[Records from a data source]

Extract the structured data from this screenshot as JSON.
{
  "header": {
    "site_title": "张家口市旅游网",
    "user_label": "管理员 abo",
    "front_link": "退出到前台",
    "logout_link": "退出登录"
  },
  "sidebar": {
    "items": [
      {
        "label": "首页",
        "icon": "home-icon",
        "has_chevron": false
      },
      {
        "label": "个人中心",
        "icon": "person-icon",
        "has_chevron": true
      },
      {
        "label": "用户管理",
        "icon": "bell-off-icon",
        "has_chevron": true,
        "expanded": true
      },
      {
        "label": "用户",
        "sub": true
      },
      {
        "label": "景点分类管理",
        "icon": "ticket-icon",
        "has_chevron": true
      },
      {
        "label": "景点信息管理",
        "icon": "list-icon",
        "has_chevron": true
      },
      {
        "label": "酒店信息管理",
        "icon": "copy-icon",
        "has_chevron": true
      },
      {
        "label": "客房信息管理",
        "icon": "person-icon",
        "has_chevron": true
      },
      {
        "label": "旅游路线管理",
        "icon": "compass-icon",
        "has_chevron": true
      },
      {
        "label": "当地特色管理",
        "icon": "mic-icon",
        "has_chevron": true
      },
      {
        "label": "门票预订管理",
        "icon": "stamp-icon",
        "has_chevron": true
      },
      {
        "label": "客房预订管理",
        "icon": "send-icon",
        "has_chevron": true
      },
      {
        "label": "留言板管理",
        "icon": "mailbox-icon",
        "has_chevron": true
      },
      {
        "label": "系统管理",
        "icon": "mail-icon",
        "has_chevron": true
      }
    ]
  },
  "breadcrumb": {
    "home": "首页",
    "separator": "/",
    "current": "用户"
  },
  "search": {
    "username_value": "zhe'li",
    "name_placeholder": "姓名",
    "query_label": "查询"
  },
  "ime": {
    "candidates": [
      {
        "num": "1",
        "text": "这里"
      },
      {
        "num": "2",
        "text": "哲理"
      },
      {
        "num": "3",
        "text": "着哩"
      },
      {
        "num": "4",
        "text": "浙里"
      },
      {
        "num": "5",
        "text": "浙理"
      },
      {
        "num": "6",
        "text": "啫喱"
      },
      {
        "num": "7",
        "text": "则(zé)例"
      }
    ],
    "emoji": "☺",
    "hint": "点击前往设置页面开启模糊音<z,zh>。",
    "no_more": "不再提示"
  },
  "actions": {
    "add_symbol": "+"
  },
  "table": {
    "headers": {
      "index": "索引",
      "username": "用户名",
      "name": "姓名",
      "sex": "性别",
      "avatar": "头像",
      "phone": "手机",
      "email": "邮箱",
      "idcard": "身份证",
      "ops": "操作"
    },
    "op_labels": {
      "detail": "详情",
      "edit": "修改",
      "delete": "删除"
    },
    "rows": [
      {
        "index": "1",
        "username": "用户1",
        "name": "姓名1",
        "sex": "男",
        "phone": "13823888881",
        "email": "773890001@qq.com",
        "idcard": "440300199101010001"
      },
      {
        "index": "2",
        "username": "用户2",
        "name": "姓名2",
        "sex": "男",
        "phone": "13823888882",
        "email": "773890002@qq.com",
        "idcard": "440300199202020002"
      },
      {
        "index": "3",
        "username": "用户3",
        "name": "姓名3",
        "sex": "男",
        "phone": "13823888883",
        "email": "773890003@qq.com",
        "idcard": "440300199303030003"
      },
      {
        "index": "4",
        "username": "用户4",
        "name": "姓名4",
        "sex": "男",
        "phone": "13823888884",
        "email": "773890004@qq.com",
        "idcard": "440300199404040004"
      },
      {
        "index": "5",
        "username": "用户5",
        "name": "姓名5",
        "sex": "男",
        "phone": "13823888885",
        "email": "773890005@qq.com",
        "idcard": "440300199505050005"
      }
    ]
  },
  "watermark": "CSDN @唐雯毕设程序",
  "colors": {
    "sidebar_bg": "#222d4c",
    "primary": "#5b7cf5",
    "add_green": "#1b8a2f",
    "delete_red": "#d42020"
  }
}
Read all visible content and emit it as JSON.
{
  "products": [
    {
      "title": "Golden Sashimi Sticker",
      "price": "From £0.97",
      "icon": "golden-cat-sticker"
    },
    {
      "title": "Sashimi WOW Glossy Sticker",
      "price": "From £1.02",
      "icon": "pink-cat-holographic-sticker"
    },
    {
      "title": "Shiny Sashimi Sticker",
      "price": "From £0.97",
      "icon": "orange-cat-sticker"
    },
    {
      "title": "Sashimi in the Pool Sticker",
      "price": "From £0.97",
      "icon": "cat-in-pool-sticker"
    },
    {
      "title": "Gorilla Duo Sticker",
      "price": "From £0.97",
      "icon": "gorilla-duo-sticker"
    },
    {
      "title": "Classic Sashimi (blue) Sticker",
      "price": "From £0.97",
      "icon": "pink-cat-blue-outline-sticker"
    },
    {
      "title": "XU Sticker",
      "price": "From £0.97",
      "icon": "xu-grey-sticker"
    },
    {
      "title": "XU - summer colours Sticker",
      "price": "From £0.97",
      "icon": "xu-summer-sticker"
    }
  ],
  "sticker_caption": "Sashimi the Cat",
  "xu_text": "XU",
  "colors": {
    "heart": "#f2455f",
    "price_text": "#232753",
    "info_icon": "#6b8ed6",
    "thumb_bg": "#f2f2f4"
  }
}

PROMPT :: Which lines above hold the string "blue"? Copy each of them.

TASK SOLUTION ::
      "title": "Classic Sashimi (blue) Sticker",
      "icon": "pink-cat-blue-outline-sticker"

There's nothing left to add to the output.